Aro, as the Court explained in Dawson Chemical Co. v. Rohm and Haas Co., 448 U.S. 176, 217, 100 S. Ct. 2601, 2623, 65 L. Ed. 2d 696, 206 USPQ 385, 405 (1980), was
an action for contributory infringement based on the manufacture and sale of a specially cut fabric designed for use in a patented automobile convertible top combination.... The controlling issue in Aro I was whether there had been any direct infringement of the patent. The Court held that purchasers of the specially cut fabric used it for "repair" rather than "reconstruction" of the patented combination; accordingly, under the patent law they were not guilty of infringement. 365 U.S. at 340, 346 [81 S. Ct. at 601, 604]. Since there was no direct infringement by the purchasers, the Court held that there could be no contributory infringement by the manufacturer of the replacement tops.
Accord: Deepsouth Packing Co. v. Laitram Corp., 406 U.S. 518, 526, 92 S. Ct. 1700, 1706, 32 L. Ed. 2d 273, 173 USPQ 769, 772 (1972).
In contrast, in the present case the parties have not disputed that there was direct infringement in the operation of the 1973 pilot plant in Philadelphia and have assumed arguendo in determining the propriety of the grant of summary judgment that Rohm and Haas committed direct infringement in connection with the operation of the Texas plant beginning in November 1976. The alleged contributory infringement charged against Nippon was solely because of its sales and shipments of the catalyst to Rohm and Haas in 1975.
The most that Aro stands for in the context of this case is that, if Rohm and Haas did not directly infringe, Nippon did not contributorily infringe by supplying the catalyst to Rohm and Haas. Aro does not address or shed any light upon the different question in this case of when the alleged contributory infringement by Nippon which, if it occurred at all, occurred in the prior year. Section 286 in terms bars any recovery of damages for the alleged contributory infringement by Nippon because any such infringement was committed more than six years before Sohio filed its complaint on November 18, 1982.
The judgment of the district court insofar as it is predicated on Sec. 286 is affirmed.
This judgment was predicated on the court's Order of May 25, 1984, in the form of an opinion, rendered after oral argument by counsel for all parties on November 7, 1983. The Order is published at 223 USPQ 1118, 589 F. Supp. 264, followed by the Final Judgment
Two other parties defendant were named in the complaint: Rohm and Haas Company and Rohm and Haas Texas, Incorporated. They also filed and argued motions for summary judgment of dismissal which are not involved on this appeal.
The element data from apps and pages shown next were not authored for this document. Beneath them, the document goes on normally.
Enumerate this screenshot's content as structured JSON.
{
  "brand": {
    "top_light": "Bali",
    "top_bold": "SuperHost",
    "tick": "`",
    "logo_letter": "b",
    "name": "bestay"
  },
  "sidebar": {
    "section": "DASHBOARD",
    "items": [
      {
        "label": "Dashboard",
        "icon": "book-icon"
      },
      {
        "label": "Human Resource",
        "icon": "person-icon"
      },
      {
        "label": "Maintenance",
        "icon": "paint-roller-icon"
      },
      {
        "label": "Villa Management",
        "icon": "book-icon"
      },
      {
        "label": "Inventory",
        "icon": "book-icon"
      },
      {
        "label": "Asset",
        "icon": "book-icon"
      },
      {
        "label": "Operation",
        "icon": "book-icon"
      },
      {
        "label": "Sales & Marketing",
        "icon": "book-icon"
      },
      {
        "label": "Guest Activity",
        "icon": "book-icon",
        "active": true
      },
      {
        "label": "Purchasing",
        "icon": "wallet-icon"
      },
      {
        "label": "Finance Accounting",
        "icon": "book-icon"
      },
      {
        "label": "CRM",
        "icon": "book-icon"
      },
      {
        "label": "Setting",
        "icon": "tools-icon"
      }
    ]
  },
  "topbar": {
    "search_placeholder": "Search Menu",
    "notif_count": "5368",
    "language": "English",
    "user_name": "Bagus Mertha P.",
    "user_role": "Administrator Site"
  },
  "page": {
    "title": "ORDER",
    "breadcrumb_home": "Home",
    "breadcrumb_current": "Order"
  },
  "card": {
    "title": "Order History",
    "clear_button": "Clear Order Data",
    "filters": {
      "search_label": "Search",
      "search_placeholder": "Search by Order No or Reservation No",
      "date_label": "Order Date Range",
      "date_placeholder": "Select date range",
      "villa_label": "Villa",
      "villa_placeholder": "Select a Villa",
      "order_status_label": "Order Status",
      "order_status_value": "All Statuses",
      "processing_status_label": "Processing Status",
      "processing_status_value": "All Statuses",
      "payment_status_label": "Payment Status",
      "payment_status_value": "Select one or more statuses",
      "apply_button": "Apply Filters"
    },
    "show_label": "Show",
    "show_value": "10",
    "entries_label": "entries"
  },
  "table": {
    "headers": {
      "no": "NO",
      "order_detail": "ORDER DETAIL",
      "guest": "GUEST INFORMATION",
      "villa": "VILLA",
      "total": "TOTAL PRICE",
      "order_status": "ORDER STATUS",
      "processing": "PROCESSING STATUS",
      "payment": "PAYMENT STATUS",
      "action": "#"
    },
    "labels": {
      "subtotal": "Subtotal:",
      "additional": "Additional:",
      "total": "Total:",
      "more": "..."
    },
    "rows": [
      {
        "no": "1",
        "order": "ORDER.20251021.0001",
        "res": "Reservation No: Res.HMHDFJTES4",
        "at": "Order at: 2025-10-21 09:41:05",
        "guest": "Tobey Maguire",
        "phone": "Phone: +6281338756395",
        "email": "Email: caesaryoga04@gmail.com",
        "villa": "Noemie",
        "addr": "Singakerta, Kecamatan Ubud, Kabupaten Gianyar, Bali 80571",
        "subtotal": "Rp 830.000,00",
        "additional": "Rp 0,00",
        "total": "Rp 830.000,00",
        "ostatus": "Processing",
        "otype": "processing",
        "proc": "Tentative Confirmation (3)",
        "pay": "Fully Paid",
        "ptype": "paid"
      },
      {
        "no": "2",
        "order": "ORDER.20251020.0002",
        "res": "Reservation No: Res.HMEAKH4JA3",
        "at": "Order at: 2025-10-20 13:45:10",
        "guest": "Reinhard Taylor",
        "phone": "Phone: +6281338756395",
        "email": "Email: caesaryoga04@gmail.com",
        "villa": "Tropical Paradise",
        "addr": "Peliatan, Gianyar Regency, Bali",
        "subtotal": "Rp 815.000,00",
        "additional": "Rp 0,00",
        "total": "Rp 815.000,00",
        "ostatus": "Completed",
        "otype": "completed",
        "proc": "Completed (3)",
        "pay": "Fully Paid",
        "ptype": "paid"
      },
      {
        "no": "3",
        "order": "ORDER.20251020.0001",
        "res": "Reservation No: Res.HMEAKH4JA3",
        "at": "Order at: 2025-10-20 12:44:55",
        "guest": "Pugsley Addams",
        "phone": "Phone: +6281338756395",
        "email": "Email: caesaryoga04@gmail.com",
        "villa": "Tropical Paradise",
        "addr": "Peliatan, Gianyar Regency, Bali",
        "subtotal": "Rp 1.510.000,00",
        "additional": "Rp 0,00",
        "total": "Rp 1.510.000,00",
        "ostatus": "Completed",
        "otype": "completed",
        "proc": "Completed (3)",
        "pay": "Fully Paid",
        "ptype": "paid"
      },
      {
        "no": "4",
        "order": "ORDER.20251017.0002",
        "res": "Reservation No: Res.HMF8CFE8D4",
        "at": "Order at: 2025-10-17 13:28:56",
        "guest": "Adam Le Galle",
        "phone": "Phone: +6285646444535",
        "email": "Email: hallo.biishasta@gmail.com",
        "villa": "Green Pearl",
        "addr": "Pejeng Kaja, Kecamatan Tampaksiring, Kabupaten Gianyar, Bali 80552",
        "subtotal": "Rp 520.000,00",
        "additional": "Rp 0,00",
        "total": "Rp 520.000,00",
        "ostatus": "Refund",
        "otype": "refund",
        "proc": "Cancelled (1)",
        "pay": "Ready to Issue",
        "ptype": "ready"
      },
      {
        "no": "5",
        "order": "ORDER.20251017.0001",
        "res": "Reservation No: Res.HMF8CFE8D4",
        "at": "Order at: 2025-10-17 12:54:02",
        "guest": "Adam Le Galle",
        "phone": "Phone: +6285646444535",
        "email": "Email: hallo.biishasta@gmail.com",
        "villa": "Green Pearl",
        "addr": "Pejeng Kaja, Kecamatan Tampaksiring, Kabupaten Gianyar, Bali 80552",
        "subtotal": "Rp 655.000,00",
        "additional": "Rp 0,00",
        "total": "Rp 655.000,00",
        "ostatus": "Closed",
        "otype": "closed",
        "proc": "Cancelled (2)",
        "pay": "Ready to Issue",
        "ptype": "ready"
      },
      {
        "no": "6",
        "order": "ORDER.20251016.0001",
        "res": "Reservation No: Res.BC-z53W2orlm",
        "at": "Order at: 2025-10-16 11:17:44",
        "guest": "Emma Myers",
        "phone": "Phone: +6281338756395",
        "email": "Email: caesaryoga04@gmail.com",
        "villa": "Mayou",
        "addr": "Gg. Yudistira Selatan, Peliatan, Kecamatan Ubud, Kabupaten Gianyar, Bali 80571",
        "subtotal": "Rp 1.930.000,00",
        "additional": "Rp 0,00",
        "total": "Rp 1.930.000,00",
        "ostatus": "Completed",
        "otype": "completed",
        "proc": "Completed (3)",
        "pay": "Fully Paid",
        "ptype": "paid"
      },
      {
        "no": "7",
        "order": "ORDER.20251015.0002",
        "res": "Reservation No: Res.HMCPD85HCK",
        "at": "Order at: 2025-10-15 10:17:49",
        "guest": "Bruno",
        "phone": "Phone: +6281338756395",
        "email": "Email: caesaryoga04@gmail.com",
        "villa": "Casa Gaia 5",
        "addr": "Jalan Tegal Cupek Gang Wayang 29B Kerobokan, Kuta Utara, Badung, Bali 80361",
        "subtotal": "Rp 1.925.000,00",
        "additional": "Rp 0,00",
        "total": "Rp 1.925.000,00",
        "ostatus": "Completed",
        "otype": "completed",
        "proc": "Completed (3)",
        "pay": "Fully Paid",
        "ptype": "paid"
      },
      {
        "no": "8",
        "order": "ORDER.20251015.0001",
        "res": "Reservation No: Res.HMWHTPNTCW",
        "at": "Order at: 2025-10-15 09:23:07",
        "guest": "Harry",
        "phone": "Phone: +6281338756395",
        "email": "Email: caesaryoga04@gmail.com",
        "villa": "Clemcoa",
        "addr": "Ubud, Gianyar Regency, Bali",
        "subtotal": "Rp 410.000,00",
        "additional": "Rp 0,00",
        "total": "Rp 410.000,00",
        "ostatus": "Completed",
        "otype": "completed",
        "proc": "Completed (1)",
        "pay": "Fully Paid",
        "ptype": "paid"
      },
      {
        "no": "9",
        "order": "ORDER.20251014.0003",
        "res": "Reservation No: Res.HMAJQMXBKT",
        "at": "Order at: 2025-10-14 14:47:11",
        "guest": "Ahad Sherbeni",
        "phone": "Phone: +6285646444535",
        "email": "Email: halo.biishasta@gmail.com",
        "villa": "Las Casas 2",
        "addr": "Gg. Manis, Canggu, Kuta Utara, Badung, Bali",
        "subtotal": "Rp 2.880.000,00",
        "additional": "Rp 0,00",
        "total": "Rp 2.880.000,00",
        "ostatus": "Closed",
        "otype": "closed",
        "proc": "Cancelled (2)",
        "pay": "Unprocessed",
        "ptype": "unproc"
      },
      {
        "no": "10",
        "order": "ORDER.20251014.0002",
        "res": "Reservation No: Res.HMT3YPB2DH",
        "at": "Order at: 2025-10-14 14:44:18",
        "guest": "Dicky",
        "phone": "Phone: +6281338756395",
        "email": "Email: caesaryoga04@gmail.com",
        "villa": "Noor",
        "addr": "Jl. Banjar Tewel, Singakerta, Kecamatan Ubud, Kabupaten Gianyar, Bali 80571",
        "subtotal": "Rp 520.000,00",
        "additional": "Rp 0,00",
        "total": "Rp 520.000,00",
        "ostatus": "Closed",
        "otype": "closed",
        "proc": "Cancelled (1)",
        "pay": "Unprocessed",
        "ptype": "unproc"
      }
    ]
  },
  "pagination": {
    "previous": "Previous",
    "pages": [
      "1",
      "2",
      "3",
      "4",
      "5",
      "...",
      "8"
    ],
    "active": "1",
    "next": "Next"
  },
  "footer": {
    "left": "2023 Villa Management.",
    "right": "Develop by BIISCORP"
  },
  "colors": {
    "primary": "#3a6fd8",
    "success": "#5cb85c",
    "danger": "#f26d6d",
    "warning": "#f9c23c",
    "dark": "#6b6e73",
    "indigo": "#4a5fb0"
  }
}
The district court granted only Nippon's motion while requiring further proceedings on the motions of the other defendants
Sohio's counsel conceded that any recovery for infringement of the '007 patent in the 1973 Philadelphia operation is barred